As discussed in a previous post, Illinois personal injury lawyers nervously await a ruling by the Illinois Supreme Court, which will decide the fate of the Malpractice Reform Act of 2005 (“Act”). The Act caps jury awards for pain and suffering and other non-liquidated damages in medical malpractice lawsuits at $500,000 against physicians and $1 million against hospitals.
In November 2008, the Illinois Supreme Court heard oral arguments in the case Lebron v. Gottlieb Memorial Hospital, a medical malpractice case brought by the mother of a 3-year-old child born with cerebral palsy and other severe brain damage. As a result of medical negligence, the child will have to be fed through a tube for the rest of her life and may never live independently. Under the damage caps required by Act, the 3-year-old child with a permanent catastrophic brain injury is limited to the same monetary damages as someone with a far less significant injury.
In Lebron, a circuit court held that the arbitrary cap on non-liquidated damages in the Medical Malpractice Reform Act of 2005 was unconstitutional, and relied on an earlier Illinois Supreme Court decision in 1997, which held that caps on non-economic (i.e. “non-liquidated”) damages infringe on the jury’s role in determining appropriate compensation. In fact, the Illinios Supreme Court has twice before struck down this type of “one size fits all” cap on non-liquidated damages as a violation of the Illinois Constitution.
Unfortunately, even if the Illinois Supreme Court decides to invalidate this Act as unconstitutional, it will eliminate other positive insurance reforms contained in the Act. For instance, the Act forces insurancce companies to provide greater transparency on rate-setting and payouts, which results in greater compensation in the insurance industry, and lower insurance premiums for doctors. However, the Act contains an” inseverability clause,” meaning that if one portion of the law is struck down as unconstitutional, such as the arbitrary cap on non-liquidated damages, the other provisions of the Act, such as the state regulators’ ability to collect and publish actuarial data used by medical malpractice insurers in Illinois, will likewise be struck down.

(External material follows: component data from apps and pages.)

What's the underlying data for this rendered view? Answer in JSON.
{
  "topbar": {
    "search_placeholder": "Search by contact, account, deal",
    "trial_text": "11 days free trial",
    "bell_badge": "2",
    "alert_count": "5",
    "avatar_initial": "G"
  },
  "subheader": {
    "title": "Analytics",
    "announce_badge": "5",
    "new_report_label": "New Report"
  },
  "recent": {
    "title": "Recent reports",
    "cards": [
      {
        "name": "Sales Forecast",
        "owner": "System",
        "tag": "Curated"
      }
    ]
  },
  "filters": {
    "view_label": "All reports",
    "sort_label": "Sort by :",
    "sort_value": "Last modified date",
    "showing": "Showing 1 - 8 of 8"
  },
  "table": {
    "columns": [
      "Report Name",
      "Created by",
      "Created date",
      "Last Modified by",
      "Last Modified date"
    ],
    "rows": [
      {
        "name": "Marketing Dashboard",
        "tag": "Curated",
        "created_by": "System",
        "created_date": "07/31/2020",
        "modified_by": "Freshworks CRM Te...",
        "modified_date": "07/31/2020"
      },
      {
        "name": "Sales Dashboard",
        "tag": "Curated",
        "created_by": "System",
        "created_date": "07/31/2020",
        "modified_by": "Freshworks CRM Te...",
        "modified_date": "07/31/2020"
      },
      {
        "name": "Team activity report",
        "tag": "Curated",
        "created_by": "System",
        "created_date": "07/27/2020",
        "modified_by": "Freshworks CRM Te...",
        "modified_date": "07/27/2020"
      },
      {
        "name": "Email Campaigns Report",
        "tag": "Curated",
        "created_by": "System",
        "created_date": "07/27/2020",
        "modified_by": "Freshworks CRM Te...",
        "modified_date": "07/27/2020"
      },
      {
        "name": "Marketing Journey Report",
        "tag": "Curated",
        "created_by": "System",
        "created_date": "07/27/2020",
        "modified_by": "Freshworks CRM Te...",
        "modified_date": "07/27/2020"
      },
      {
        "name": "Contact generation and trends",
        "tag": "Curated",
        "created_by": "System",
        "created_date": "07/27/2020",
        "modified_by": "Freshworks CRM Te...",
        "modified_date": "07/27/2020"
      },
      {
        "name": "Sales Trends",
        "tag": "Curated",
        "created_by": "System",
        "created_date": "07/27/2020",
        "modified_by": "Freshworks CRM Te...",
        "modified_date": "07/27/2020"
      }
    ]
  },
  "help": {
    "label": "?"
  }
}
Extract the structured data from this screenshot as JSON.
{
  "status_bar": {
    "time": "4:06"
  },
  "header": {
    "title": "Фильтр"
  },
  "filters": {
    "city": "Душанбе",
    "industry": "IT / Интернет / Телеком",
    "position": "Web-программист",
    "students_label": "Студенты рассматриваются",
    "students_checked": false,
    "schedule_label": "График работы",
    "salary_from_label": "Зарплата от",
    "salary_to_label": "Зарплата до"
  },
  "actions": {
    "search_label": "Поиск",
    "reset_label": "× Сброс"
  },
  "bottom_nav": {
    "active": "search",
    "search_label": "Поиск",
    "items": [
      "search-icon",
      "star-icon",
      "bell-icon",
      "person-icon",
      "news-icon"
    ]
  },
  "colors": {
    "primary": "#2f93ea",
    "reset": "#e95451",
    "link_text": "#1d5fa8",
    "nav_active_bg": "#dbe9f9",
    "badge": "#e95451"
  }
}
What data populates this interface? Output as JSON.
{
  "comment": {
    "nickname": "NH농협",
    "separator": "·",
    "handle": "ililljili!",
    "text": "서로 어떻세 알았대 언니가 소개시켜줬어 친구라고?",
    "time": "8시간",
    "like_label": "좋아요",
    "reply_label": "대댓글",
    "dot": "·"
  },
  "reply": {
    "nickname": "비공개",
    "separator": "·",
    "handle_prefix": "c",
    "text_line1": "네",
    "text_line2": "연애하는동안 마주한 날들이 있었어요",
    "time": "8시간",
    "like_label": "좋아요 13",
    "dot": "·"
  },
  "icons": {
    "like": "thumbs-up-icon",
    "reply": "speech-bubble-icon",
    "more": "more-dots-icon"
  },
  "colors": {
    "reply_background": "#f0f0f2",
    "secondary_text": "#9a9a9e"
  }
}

Nevertheless, the unfairness and negative impact of the Medical Malpractice Reform Act of 2005 felt by patients, such as the 3-year-old child in Lebron, requires the Illinois Supreme Court to find the Act unconstitutional, as it has done in the past.